GOP candidates have been busy cleaning their websites of their more strident abortion language, which in many cases has helped them win their primaries as they see the political comeback in the electorate general.
A recent poll suggests that while public opinion is more divided on a 15-week ban than the court’s overturning of Roe, which is widely unpopular, a majority of Americans still oppose Graham’s proposed limit. .
And Senate Republican Leader Mitch McConnell seemed, uh, less than happy with Graham’s gamble. McConnell told CNN’s Manu Raju that he thought the majority of Republican senators would prefer to leave the issue of abortion to the states.
The resistance Graham’s plan met almost immediately — and the glee with which Democrats clung to it — suggests it may be short-lived.
But it’s worth asking: what was he trying to do?
Here’s my theory: Graham sees his party being bludgeoned on the issue. And some conservative states have now implemented near-total abortion bans. This puts Republican Senate candidates across the country constantly on the defensive, trying to defend a position extremely unpopular with the public.
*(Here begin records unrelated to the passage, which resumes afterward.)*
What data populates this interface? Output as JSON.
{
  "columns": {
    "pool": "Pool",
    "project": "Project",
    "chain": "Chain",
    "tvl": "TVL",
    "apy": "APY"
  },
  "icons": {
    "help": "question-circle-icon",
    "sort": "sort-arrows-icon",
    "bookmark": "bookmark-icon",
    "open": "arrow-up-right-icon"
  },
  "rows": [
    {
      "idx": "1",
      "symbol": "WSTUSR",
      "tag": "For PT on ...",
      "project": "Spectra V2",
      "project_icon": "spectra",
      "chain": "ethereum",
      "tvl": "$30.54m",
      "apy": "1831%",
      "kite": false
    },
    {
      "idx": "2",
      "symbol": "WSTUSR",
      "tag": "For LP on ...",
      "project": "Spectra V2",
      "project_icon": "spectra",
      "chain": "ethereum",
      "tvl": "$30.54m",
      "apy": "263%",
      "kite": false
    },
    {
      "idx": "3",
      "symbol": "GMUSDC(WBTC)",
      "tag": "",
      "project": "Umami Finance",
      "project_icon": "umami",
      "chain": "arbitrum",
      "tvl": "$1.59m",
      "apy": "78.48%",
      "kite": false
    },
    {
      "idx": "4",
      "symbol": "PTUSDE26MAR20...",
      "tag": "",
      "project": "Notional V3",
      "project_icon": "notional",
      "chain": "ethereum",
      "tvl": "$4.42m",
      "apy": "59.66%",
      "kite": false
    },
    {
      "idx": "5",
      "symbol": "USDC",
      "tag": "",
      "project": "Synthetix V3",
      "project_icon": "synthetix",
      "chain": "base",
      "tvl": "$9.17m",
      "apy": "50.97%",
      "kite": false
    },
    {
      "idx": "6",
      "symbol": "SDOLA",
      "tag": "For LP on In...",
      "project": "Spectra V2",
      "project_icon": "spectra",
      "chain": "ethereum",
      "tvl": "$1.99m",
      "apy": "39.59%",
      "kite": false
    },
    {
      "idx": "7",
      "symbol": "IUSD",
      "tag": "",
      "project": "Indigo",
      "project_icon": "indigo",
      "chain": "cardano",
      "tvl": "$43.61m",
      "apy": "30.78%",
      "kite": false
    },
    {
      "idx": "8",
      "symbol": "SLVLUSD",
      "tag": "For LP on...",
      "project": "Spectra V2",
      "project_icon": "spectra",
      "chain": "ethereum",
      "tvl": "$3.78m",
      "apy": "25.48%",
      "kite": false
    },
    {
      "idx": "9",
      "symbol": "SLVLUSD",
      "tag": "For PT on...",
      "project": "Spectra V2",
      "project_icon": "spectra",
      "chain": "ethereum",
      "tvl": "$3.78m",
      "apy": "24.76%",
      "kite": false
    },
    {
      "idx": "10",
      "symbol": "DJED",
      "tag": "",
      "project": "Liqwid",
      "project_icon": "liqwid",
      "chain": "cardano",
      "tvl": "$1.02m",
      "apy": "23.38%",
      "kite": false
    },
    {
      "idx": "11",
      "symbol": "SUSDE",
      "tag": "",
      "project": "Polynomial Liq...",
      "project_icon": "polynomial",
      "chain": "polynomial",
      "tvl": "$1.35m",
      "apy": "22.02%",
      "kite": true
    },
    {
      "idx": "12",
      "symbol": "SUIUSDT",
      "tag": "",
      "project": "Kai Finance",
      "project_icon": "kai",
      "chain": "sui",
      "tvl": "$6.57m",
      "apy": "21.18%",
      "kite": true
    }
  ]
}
And so, Graham is trying to give the Republican candidates something to say that he thinks connects the needle between keeping the GOP base, which is adamantly opposed to abortion in all its forms, happy and not totally alienating the center of the electorate.
Graham hopes to give Republicans a positive talking point on the abortion issue — something his side can point to as proof that they are not the intolerant ogres that Democrats have, to date, effectively presented as following the Supreme Court’s decision.
The alternative analysis of Graham’s decision is that he deeply believes that abortion after 15 weeks of pregnancy should be banned and that his side should be registered on this. Period. But while Graham may well believe that, he is far too savvy to simply roll out this plan less than two months before an election without considering the political consequences of doing so.
(Inset: The fact that House Republicans also imposed a 15-week ban — and unveiled it the same day Graham did — suggests a level of coordination that indicates politics is behind it all.)
Will it work? It’s not at all clear – especially since the Democrats control the Senate, which makes Graham’s bet somewhat dependent on what Senate Majority Leader Chuck Schumer thinks is the right policy move. for his side.
Point: Graham’s scheme is a major flashpoint in the Senate majority fight. It remains to be seen who it helps and who it hurts.